═════ Exercise material ═════
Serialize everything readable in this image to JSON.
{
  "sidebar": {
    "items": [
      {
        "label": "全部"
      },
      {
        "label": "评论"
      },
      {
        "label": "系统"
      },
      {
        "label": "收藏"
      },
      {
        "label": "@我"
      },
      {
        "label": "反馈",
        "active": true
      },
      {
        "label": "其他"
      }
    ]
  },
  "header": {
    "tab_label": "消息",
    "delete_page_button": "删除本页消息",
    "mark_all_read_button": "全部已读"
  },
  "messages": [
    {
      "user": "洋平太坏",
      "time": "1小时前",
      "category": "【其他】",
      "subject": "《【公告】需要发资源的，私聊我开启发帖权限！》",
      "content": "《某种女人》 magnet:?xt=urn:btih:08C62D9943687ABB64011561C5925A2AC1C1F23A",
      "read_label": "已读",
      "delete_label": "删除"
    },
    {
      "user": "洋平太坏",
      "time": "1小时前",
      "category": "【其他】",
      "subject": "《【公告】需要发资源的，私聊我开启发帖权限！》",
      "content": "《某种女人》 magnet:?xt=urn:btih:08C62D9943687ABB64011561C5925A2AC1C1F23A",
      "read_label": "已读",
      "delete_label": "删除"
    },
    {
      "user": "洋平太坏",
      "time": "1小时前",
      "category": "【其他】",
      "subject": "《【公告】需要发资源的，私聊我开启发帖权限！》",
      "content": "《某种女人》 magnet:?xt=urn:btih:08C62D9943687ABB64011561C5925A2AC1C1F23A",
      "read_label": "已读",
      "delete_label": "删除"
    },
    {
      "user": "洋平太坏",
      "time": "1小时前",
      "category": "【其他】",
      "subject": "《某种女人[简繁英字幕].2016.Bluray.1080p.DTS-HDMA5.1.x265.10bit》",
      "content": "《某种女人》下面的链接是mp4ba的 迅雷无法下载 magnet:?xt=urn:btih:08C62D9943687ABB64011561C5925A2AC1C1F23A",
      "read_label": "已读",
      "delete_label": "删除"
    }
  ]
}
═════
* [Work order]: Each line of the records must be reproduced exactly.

* [Exercise result]:
Serialize everything readable in this image to JSON.
{
  "sidebar": {
    "items": [
      {
        "label": "全部"
      },
      {
        "label": "评论"
      },
      {
        "label": "系统"
      },
      {
        "label": "收藏"
      },
      {
        "label": "@我"
      },
      {
        "label": "反馈",
        "active": true
      },
      {
        "label": "其他"
      }
    ]
  },
  "header": {
    "tab_label": "消息",
    "delete_page_button": "删除本页消息",
    "mark_all_read_button": "全部已读"
  },
  "messages": [
    {
      "user": "洋平太坏",
      "time": "1小时前",
      "category": "【其他】",
      "subject": "《【公告】需要发资源的，私聊我开启发帖权限！》",
      "content": "《某种女人》 magnet:?xt=urn:btih:08C62D9943687ABB64011561C5925A2AC1C1F23A",
      "read_label": "已读",
      "delete_label": "删除"
    },
    {
      "user": "洋平太坏",
      "time": "1小时前",
      "category": "【其他】",
      "subject": "《【公告】需要发资源的，私聊我开启发帖权限！》",
      "content": "《某种女人》 magnet:?xt=urn:btih:08C62D9943687ABB64011561C5925A2AC1C1F23A",
      "read_label": "已读",
      "delete_label": "删除"
    },
    {
      "user": "洋平太坏",
      "time": "1小时前",
      "category": "【其他】",
      "subject": "《【公告】需要发资源的，私聊我开启发帖权限！》",
      "content": "《某种女人》 magnet:?xt=urn:btih:08C62D9943687ABB64011561C5925A2AC1C1F23A",
      "read_label": "已读",
      "delete_label": "删除"
    },
    {
      "user": "洋平太坏",
      "time": "1小时前",
      "category": "【其他】",
      "subject": "《某种女人[简繁英字幕].2016.Bluray.1080p.DTS-HDMA5.1.x265.10bit》",
      "content": "《某种女人》下面的链接是mp4ba的 迅雷无法下载 magnet:?xt=urn:btih:08C62D9943687ABB64011561C5925A2AC1C1F23A",
      "read_label": "已读",
      "delete_label": "删除"
    }
  ]
}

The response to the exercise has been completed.